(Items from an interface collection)
----

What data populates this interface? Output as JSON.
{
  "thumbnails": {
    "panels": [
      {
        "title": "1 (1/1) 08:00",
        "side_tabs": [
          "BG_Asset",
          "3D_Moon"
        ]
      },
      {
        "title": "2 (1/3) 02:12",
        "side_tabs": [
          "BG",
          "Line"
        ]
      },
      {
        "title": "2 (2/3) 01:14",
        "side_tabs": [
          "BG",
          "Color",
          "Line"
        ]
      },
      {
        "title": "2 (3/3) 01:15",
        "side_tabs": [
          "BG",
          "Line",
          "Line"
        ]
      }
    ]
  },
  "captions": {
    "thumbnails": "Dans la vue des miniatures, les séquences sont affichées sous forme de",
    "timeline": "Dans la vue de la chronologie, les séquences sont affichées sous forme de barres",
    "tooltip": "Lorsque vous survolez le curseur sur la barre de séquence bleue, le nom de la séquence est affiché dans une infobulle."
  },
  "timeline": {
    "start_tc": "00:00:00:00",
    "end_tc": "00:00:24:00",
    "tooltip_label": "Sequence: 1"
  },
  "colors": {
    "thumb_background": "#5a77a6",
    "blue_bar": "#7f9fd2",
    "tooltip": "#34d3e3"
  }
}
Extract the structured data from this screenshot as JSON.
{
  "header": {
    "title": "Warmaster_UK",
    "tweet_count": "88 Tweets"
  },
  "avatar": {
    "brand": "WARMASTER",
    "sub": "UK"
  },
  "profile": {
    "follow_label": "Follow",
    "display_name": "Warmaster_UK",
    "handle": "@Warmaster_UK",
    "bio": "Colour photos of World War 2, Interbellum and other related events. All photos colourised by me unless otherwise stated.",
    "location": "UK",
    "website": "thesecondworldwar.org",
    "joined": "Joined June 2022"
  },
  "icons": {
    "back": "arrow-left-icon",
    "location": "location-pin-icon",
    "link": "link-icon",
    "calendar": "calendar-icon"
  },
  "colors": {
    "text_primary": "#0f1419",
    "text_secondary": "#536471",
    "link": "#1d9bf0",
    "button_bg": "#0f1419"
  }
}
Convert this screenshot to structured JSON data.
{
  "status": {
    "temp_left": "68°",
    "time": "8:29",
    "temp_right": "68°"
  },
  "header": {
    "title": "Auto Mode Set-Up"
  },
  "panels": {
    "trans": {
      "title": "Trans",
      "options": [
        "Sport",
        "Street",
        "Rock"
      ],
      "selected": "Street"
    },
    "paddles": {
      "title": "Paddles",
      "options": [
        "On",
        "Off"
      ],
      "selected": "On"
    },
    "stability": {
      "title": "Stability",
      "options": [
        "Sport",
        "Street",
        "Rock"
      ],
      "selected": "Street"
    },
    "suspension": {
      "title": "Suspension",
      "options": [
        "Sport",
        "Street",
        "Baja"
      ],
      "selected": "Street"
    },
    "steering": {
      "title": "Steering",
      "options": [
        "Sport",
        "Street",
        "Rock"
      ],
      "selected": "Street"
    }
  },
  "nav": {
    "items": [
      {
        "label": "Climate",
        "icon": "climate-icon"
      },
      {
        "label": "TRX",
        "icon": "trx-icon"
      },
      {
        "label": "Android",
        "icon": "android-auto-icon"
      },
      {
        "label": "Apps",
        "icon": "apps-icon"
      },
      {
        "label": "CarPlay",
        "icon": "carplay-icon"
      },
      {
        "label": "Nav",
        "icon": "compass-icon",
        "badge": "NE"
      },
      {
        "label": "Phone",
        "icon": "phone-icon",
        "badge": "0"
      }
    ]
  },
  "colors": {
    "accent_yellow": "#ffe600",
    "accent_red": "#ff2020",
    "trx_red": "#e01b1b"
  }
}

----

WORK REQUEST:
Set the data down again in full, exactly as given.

FINISHED TASK:
What data populates this interface? Output as JSON.
{
  "thumbnails": {
    "panels": [
      {
        "title": "1 (1/1) 08:00",
        "side_tabs": [
          "BG_Asset",
          "3D_Moon"
        ]
      },
      {
        "title": "2 (1/3) 02:12",
        "side_tabs": [
          "BG",
          "Line"
        ]
      },
      {
        "title": "2 (2/3) 01:14",
        "side_tabs": [
          "BG",
          "Color",
          "Line"
        ]
      },
      {
        "title": "2 (3/3) 01:15",
        "side_tabs": [
          "BG",
          "Line",
          "Line"
        ]
      }
    ]
  },
  "captions": {
    "thumbnails": "Dans la vue des miniatures, les séquences sont affichées sous forme de",
    "timeline": "Dans la vue de la chronologie, les séquences sont affichées sous forme de barres",
    "tooltip": "Lorsque vous survolez le curseur sur la barre de séquence bleue, le nom de la séquence est affiché dans une infobulle."
  },
  "timeline": {
    "start_tc": "00:00:00:00",
    "end_tc": "00:00:24:00",
    "tooltip_label": "Sequence: 1"
  },
  "colors": {
    "thumb_background": "#5a77a6",
    "blue_bar": "#7f9fd2",
    "tooltip": "#34d3e3"
  }
}
Extract the structured data from this screenshot as JSON.
{
  "header": {
    "title": "Warmaster_UK",
    "tweet_count": "88 Tweets"
  },
  "avatar": {
    "brand": "WARMASTER",
    "sub": "UK"
  },
  "profile": {
    "follow_label": "Follow",
    "display_name": "Warmaster_UK",
    "handle": "@Warmaster_UK",
    "bio": "Colour photos of World War 2, Interbellum and other related events. All photos colourised by me unless otherwise stated.",
    "location": "UK",
    "website": "thesecondworldwar.org",
    "joined": "Joined June 2022"
  },
  "icons": {
    "back": "arrow-left-icon",
    "location": "location-pin-icon",
    "link": "link-icon",
    "calendar": "calendar-icon"
  },
  "colors": {
    "text_primary": "#0f1419",
    "text_secondary": "#536471",
    "link": "#1d9bf0",
    "button_bg": "#0f1419"
  }
}
Convert this screenshot to structured JSON data.
{
  "status": {
    "temp_left": "68°",
    "time": "8:29",
    "temp_right": "68°"
  },
  "header": {
    "title": "Auto Mode Set-Up"
  },
  "panels": {
    "trans": {
      "title": "Trans",
      "options": [
        "Sport",
        "Street",
        "Rock"
      ],
      "selected": "Street"
    },
    "paddles": {
      "title": "Paddles",
      "options": [
        "On",
        "Off"
      ],
      "selected": "On"
    },
    "stability": {
      "title": "Stability",
      "options": [
        "Sport",
        "Street",
        "Rock"
      ],
      "selected": "Street"
    },
    "suspension": {
      "title": "Suspension",
      "options": [
        "Sport",
        "Street",
        "Baja"
      ],
      "selected": "Street"
    },
    "steering": {
      "title": "Steering",
      "options": [
        "Sport",
        "Street",
        "Rock"
      ],
      "selected": "Street"
    }
  },
  "nav": {
    "items": [
      {
        "label": "Climate",
        "icon": "climate-icon"
      },
      {
        "label": "TRX",
        "icon": "trx-icon"
      },
      {
        "label": "Android",
        "icon": "android-auto-icon"
      },
      {
        "label": "Apps",
        "icon": "apps-icon"
      },
      {
        "label": "CarPlay",
        "icon": "carplay-icon"
      },
      {
        "label": "Nav",
        "icon": "compass-icon",
        "badge": "NE"
      },
      {
        "label": "Phone",
        "icon": "phone-icon",
        "badge": "0"
      }
    ]
  },
  "colors": {
    "accent_yellow": "#ffe600",
    "accent_red": "#ff2020",
    "trx_red": "#e01b1b"
  }
}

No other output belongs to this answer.